A good omnichannel distribution network once implemented, virtually obliterates the distance between vendor and customer. The accessibility of products to customers plays a vital role in the decision making of customers. They seldom choose a product that has very high shipping costs or takes a long time to reach them. Apart from that, they also need to be sure that in case something goofs up they will receive a quick resolution and will not have to wait an eternity for a refund or replacement. Omnichannel distribution holds key to all customer requirements, thanks to its smooth unification of customer journeys across channels.

Businesses that do not invest in building an omnichannel distribution strategy put themselves into the monumental risk of shrinking their prospective customer pool. 2020 has already given global consumer spending a blow. Whether spending patterns will return to normal in 2021 is still speculative. In such uncertain times, making it harder for consumers to access your products is unquestionably a blunder. Omnichannel distribution is a proven way to deliver balance covering cost, accessibility, accuracy, and time. Irrespective of which vertical your business falls under (online, retail or wholesale), having an effective omnichannel distribution system is essential for continued business success in 2021 and beyond.  However, omnichannel distribution has its snags too. Making a cautious effort to mitigate the impact of the downsides will help your business capitalize on the distribution channel much more effectively. Let’s take a look at the pros and cons of omnichannel distribution systems.

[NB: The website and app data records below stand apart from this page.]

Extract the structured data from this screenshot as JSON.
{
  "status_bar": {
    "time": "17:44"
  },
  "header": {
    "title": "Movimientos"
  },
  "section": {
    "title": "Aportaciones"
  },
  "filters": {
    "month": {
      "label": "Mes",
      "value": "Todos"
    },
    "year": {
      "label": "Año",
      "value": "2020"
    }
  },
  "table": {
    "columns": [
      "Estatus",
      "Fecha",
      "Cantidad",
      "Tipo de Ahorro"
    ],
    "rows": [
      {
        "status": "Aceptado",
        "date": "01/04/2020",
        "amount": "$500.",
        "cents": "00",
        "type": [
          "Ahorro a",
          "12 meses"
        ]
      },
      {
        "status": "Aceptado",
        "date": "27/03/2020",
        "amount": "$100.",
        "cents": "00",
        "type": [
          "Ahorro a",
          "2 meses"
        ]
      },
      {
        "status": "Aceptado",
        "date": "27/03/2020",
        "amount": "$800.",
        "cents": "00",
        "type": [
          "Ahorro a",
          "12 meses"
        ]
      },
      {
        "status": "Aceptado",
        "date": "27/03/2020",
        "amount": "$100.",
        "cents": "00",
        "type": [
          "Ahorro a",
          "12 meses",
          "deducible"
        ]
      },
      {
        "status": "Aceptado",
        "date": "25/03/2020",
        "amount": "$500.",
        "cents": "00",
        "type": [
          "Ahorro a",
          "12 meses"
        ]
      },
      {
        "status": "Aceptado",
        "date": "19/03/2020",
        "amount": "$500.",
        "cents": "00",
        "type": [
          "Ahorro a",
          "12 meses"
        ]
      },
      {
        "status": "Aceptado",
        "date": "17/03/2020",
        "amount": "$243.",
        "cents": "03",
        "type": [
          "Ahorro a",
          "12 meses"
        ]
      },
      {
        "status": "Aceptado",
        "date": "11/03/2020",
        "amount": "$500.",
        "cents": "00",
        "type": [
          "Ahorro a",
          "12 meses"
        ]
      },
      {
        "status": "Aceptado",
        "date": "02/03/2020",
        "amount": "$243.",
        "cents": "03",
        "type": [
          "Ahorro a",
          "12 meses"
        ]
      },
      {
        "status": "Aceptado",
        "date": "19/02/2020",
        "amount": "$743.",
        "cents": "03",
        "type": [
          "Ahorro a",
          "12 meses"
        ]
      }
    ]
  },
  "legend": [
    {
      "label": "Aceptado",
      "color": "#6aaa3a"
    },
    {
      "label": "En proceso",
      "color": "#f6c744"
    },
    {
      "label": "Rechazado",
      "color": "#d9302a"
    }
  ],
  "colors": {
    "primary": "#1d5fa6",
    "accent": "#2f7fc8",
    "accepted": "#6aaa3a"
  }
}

Pros And Cons Of Omnichannel Distribution



Truly customer centric approach:

Buying a product from an organization that has a sturdy omnichannel distribution system is a delight to the customer. They rarely have to worry about their order and also have the luxury of returns and replacement at amazing speeds.

High implementation cost:

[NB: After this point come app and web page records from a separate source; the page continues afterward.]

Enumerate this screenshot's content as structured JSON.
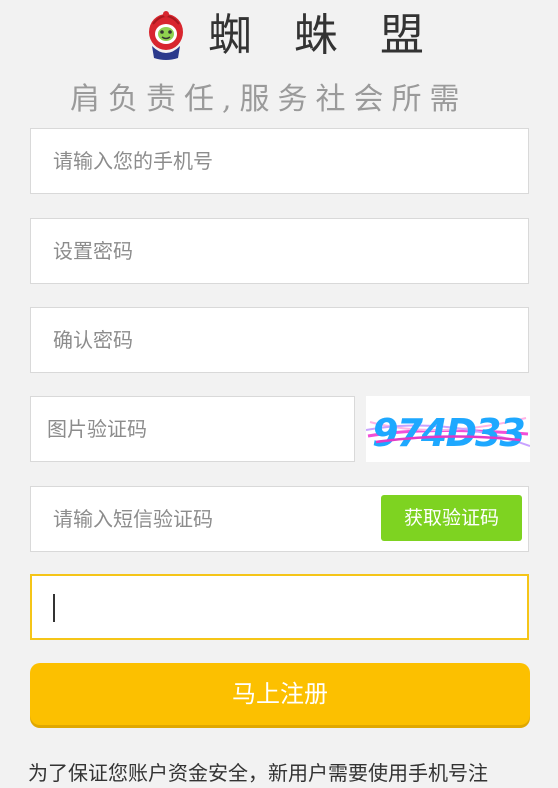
{
  "header": {
    "logo_icon": "spider-hero-mascot-icon",
    "brand": "蜘 蛛 盟",
    "slogan": "肩负责任,服务社会所需"
  },
  "form": {
    "phone_placeholder": "请输入您的手机号",
    "password_placeholder": "设置密码",
    "confirm_placeholder": "确认密码",
    "image_code_placeholder": "图片验证码",
    "captcha_text": "974D33",
    "sms_code_placeholder": "请输入短信验证码",
    "get_code_label": "获取验证码",
    "active_field_value": "",
    "submit_label": "马上注册"
  },
  "notice": "为了保证您账户资金安全，新用户需要使用手机号注",
  "colors": {
    "background": "#f2f2f2",
    "submit_button": "#fcc000",
    "sms_button": "#7ed321",
    "active_border": "#f5c518"
  }
}
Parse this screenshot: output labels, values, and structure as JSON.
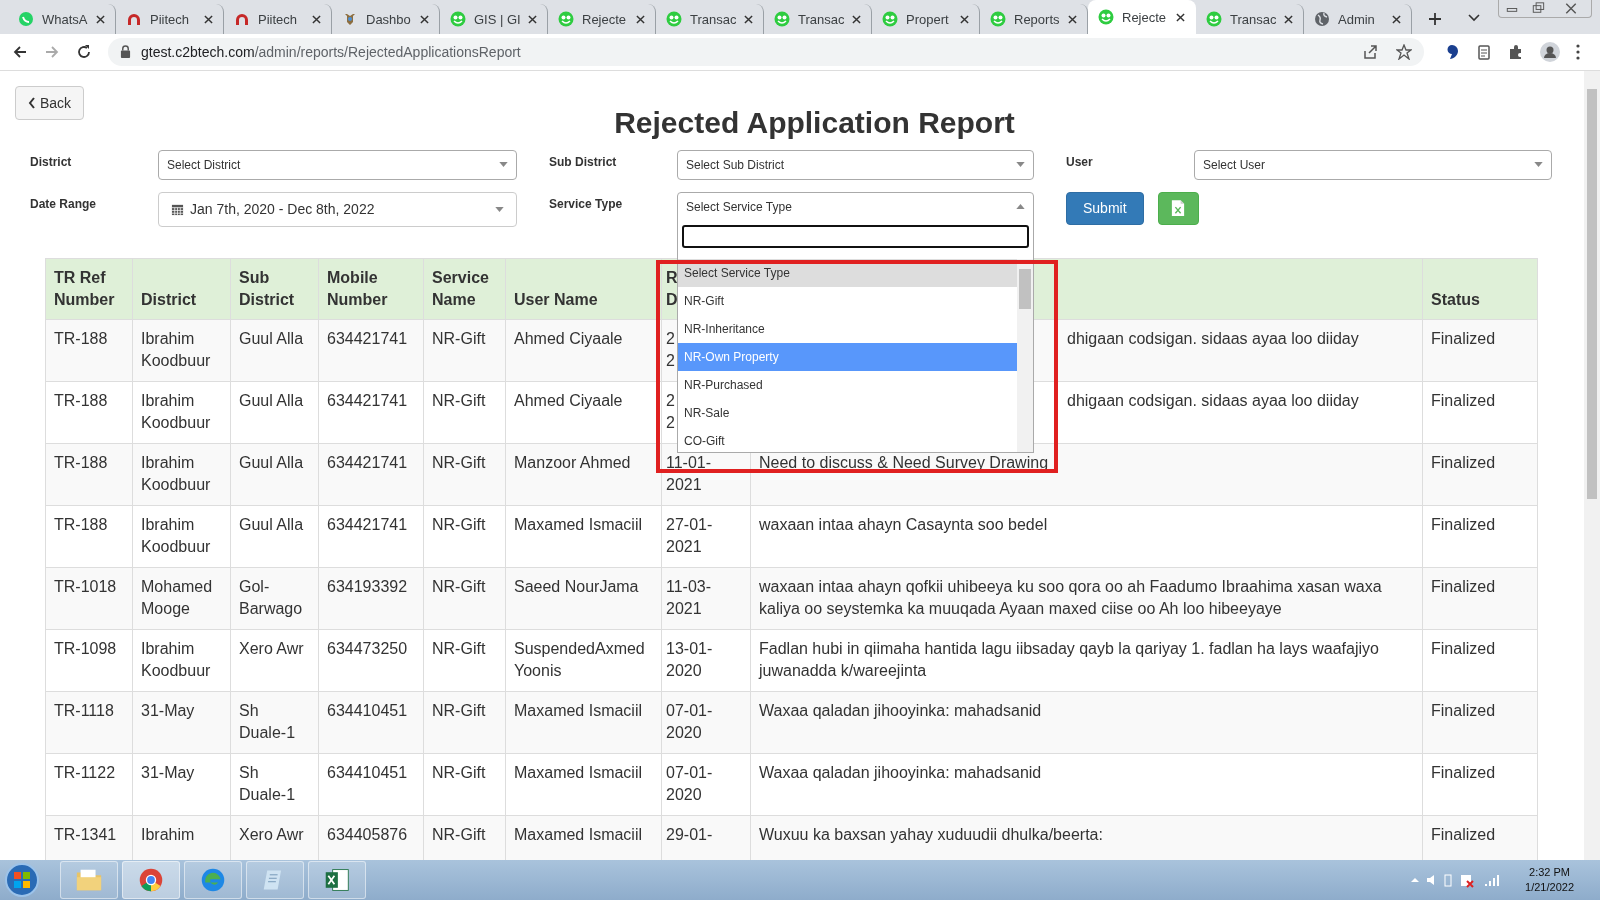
{
  "browser": {
    "tabs": [
      {
        "title": "WhatsA",
        "kind": "whatsapp",
        "selected": false
      },
      {
        "title": "Piitech",
        "kind": "arch",
        "selected": false
      },
      {
        "title": "Piitech",
        "kind": "arch",
        "selected": false
      },
      {
        "title": "Dashbo",
        "kind": "emblem",
        "selected": false
      },
      {
        "title": "GIS | GI",
        "kind": "app",
        "selected": false
      },
      {
        "title": "Rejecte",
        "kind": "app",
        "selected": false
      },
      {
        "title": "Transac",
        "kind": "app",
        "selected": false
      },
      {
        "title": "Transac",
        "kind": "app",
        "selected": false
      },
      {
        "title": "Propert",
        "kind": "app",
        "selected": false
      },
      {
        "title": "Reports",
        "kind": "app",
        "selected": false
      },
      {
        "title": "Rejecte",
        "kind": "app",
        "selected": true
      },
      {
        "title": "Transac",
        "kind": "app",
        "selected": false
      },
      {
        "title": "Admin",
        "kind": "globe",
        "selected": false
      }
    ],
    "address": {
      "host": "gtest.c2btech.com",
      "path": "/admin/reports/RejectedApplicationsReport"
    }
  },
  "page": {
    "back": "Back",
    "title": "Rejected Application Report",
    "filters": [
      {
        "label": "District",
        "kind": "select",
        "value": "Select District",
        "expanded": false
      },
      {
        "label": "Sub District",
        "kind": "select",
        "value": "Select Sub District",
        "expanded": false
      },
      {
        "label": "User",
        "kind": "select",
        "value": "Select User",
        "expanded": false
      },
      {
        "label": "Date Range",
        "kind": "date",
        "value": "Jan 7th, 2020 - Dec 8th, 2022",
        "expanded": false
      },
      {
        "label": "Service Type",
        "kind": "select",
        "value": "Select Service Type",
        "expanded": true
      }
    ],
    "submit": "Submit",
    "options": [
      {
        "label": "Select Service Type",
        "selected": true,
        "highlighted": false
      },
      {
        "label": "NR-Gift",
        "selected": false,
        "highlighted": false
      },
      {
        "label": "NR-Inheritance",
        "selected": false,
        "highlighted": false
      },
      {
        "label": "NR-Own Property",
        "selected": false,
        "highlighted": true
      },
      {
        "label": "NR-Purchased",
        "selected": false,
        "highlighted": false
      },
      {
        "label": "NR-Sale",
        "selected": false,
        "highlighted": false
      },
      {
        "label": "CO-Gift",
        "selected": false,
        "highlighted": false
      }
    ],
    "table": {
      "columns": [
        "TR Ref Number",
        "District",
        "Sub District",
        "Mobile Number",
        "Service Name",
        "User Name",
        "R\nD",
        null,
        "Status"
      ],
      "rows": [
        {
          "covered": true,
          "cells": [
            "TR-188",
            "Ibrahim Koodbuur",
            "Guul Alla",
            "634421741",
            "NR-Gift",
            "Ahmed Ciyaale",
            "2\n2",
            "dhigaan codsigan. sidaas ayaa loo diiday",
            "Finalized"
          ]
        },
        {
          "covered": true,
          "cells": [
            "TR-188",
            "Ibrahim Koodbuur",
            "Guul Alla",
            "634421741",
            "NR-Gift",
            "Ahmed Ciyaale",
            "2\n2",
            "dhigaan codsigan. sidaas ayaa loo diiday",
            "Finalized"
          ]
        },
        {
          "covered": false,
          "cells": [
            "TR-188",
            "Ibrahim Koodbuur",
            "Guul Alla",
            "634421741",
            "NR-Gift",
            "Manzoor Ahmed",
            "11-01-2021",
            "Need to discuss & Need Survey Drawing",
            "Finalized"
          ]
        },
        {
          "covered": false,
          "cells": [
            "TR-188",
            "Ibrahim Koodbuur",
            "Guul Alla",
            "634421741",
            "NR-Gift",
            "Maxamed Ismaciil",
            "27-01-2021",
            "waxaan intaa ahayn Casaynta soo bedel",
            "Finalized"
          ]
        },
        {
          "covered": false,
          "cells": [
            "TR-1018",
            "Mohamed Mooge",
            "Gol-Barwago",
            "634193392",
            "NR-Gift",
            "Saeed NourJama",
            "11-03-2021",
            "waxaan intaa ahayn qofkii uhibeeya ku soo qora oo ah Faadumo Ibraahima xasan waxa kaliya oo seystemka ka muuqada Ayaan maxed ciise oo Ah loo hibeeyaye",
            "Finalized"
          ]
        },
        {
          "covered": false,
          "cells": [
            "TR-1098",
            "Ibrahim Koodbuur",
            "Xero Awr",
            "634473250",
            "NR-Gift",
            "SuspendedAxmed Yoonis",
            "13-01-2020",
            "Fadlan hubi in qiimaha hantida lagu iibsaday qayb la qariyay 1. fadlan ha lays waafajiyo juwanadda k/wareejinta",
            "Finalized"
          ]
        },
        {
          "covered": false,
          "cells": [
            "TR-1118",
            "31-May",
            "Sh Duale-1",
            "634410451",
            "NR-Gift",
            "Maxamed Ismaciil",
            "07-01-2020",
            "Waxaa qaladan jihooyinka: mahadsanid",
            "Finalized"
          ]
        },
        {
          "covered": false,
          "cells": [
            "TR-1122",
            "31-May",
            "Sh Duale-1",
            "634410451",
            "NR-Gift",
            "Maxamed Ismaciil",
            "07-01-2020",
            "Waxaa qaladan jihooyinka: mahadsanid",
            "Finalized"
          ]
        },
        {
          "covered": false,
          "cells": [
            "TR-1341",
            "Ibrahim",
            "Xero Awr",
            "634405876",
            "NR-Gift",
            "Maxamed Ismaciil",
            "29-01-",
            "Wuxuu ka baxsan yahay xuduudii dhulka/beerta:",
            "Finalized"
          ]
        }
      ]
    }
  },
  "taskbar": {
    "time": "2:32 PM",
    "date": "1/21/2022"
  }
}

While the customer hugely benefits from the channel, implementing a robust distribution channel and integrating them across all verticals is at best a tough job and at worst a logistical night-mare. The provision to add new channels to the existing framework has also become a must but actually adding a new channel explodes the complexity monumentally.

Increases profits in the long run:

Omnichannel distribution helps customers buy more from the business thereby increasing revenue. The system also allows for business owners to get a bird’s eye view of what’s working and what’s not. These insights can later be used to optimize the business strategies and minimize operational costs.

Inconsistency of inventory:

The seamless integration of verticals in omnichannel distribution gives rise to the complex problem of inventory management. For example: Factoring in “Cart abandonment[c]” becomes a menace while calculating available inventory across channels giving rise to delivering false hope or inconsistent information to the customers.

Growing pool of customers:

The effectiveness and the expansion of distribution channels enable businesses to expand their regions consequently expanding their pool of prospective customers.

Laborious error-correction:

In case customers run into an issue, their customer experience is effectively tampered across all verticals. Since the verticals are closely integrated, issues arising in one vertical will most likely affect more than one touch-point. Although issues are quite rare, resolving the ones that pop-up are tiresome, error-prone and time-consuming.

Omnichannel Distribution In 2021

It is clear the omnichannel distribution is the way forward in 2021. If you’re looking to implement an omnichannel distribution channel or optimize your existing distribution channels, you can contact our supply-chain experts[d]. They would be happy to answer your questions and help you tweak your distribution channels according to industry standards. If you’re confused between multichannel and omnichannel, you can read our blog[e] explaining the differences and much more.

[a]CTA link to product feature page or another blog here.

[b]Inter link to the other blog.

[c]Interlink to the earlier blog.

[d]CTA to product page or demo.

[e]CTA to other blog.